I'm afraid blogging here has been a little slow lately, but I'm hoping that will change over the next few weeks: Passiontide calls to mind an endless stream of wonderful poetry, and I've also been visiting some beautiful places I intend to post about. But in the meantime, since I don't have anything in particular to say, let me share a few pieces of music which I've encountered today. This morning, in the snow, I went to Christ Church Cathedral. The music was Vaughan Williams' Mass in G Minor (and this is the choir of Christ Church singing it):
And the simple, yet extraordinarily beautiful 'O taste and see', also by Vaughan Williams:
And unexpectedly, and best of all, Henry Purcell's 'Hear my prayer':
I have a very great fondness for this piece because it features at the end of my favourite film of all time, Powell and Pressburger's 1944 film A Canterbury Tale, which is set in the lanes and villages around Canterbury and which begins like this. How could you not love a film which begins with Chaucerian pilgrims? But the pilgrims in this film are from the twentieth century, brought to Kent by the war: a British soldier, about to be sent overseas, a land-girl mourning the loss of her fiance, and a homesick American GI. They all unexpectedly find themselves to be pilgrims in search of blessings, and at Canterbury they each find (spoiler alert!) the different miracles they've been searching for. My favourite character is the British soldier, a cynical young man who trained as a church organist but has given it up to play in a cinema, and with it given up his idealism and faith in anything greater than himself. The most bitter and sardonic of the three, he doesn't believe himself in need of a blessing; but he walks into Canterbury Cathedral at the end of the film, amid the weird, unearthly sounds of choirboys singing 'Hear my prayer', and meets the cathedral organist... and from that moment all his cynicism begins to fall away.
I could talk about A Canterbury Tale all day, but this excellent article really says it better than I could. Do watch the speech in this clip, though; it encapsulates everything most lovable about this film, and its use of Chaucer, Canterbury and pilgrimage.
As I said, this morning it was snowing heavily - it took everyone by surprise, even the Met Office. This was Christ Church in the snow, with a flock of black-clad choristers hurrying back to the warmth:
But by this evening, after a day of rain, the sun came out and all the snow was gone as suddenly and unexpectedly as it had arrived. When it melted, it left puddles and streams everywhere, which seemed particularly appropriate, because the last piece of the musical puzzle from this morning was Psalm 126:

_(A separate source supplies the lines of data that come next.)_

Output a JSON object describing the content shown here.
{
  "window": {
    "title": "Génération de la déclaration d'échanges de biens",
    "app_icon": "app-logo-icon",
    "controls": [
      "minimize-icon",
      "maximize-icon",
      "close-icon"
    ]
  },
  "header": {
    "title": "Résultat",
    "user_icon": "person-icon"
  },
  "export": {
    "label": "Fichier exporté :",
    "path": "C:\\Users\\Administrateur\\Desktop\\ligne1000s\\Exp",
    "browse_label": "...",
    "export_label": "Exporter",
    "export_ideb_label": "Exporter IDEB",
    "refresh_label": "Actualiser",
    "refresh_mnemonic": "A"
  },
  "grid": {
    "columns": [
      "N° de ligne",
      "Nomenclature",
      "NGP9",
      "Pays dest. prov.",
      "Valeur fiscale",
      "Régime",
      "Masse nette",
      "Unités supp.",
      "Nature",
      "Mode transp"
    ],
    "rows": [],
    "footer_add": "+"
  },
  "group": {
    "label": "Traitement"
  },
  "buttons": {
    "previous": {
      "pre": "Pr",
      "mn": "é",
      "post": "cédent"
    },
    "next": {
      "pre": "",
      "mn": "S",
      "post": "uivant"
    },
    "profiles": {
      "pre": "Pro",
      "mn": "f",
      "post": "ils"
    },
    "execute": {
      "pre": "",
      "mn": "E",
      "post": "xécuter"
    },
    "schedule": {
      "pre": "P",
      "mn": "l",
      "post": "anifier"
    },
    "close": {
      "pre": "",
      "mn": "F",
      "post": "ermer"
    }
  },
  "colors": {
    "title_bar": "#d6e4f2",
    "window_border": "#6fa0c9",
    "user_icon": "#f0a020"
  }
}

1 When the Lord turned again the captivity of Sion : then were we like unto them that dream.
2 Then was our mouth filled with laughter : and our tongue with joy.
3 Then said they among the heathen : The Lord hath done great things for them.
4 Yea, the Lord hath done great things for us already : whereof we rejoice.
5 Turn our captivity, O Lord : as the rivers in the south.
6 They that sow in tears : shall reap in joy.
7 He that now goeth on his way weeping, and beareth forth good seed : shall doubtless come again with joy, and bring his sheaves with him.
And when I hear this psalm I always think of Richard Rolle's interpretation of verse 5:
'That is, as the south wind blowing causes the frozen rivers to be released and to run, so by the Holy Ghost blowing in us we are released from sin, and we run towards heaven; and all our captivity, wherein we were kept captive under the devil, he turns into joy.'